*PROBLEM*: The string "content" may appear in lines of the listing. Report each line where it does.

*DATA TO EXAMINE*:

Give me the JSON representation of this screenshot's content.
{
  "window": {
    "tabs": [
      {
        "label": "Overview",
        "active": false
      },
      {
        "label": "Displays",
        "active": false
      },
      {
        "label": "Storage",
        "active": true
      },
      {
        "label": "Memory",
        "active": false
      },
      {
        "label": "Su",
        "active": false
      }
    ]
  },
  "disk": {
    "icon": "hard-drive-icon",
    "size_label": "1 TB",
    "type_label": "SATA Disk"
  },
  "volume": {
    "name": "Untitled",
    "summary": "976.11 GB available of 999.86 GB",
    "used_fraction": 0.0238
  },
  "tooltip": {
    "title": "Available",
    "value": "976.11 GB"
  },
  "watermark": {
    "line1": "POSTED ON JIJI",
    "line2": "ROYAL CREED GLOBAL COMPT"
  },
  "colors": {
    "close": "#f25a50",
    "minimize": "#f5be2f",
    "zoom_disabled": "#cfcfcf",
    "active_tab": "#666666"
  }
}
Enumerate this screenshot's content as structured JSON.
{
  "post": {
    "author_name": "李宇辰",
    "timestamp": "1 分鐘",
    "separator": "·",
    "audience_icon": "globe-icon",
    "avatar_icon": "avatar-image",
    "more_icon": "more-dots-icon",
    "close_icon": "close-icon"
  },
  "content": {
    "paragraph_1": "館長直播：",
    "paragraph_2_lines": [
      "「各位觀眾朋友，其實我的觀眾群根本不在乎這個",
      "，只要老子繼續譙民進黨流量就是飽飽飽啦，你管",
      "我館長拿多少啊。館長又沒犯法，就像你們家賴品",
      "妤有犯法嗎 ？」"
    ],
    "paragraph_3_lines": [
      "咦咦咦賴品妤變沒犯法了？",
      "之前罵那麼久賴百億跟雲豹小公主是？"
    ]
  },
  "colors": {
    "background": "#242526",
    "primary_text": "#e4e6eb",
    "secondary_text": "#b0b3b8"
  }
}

*EXERCISE ANSWER*:
Give me the JSON representation of this screenshot's content.
Enumerate this screenshot's content as structured JSON.
  "content": {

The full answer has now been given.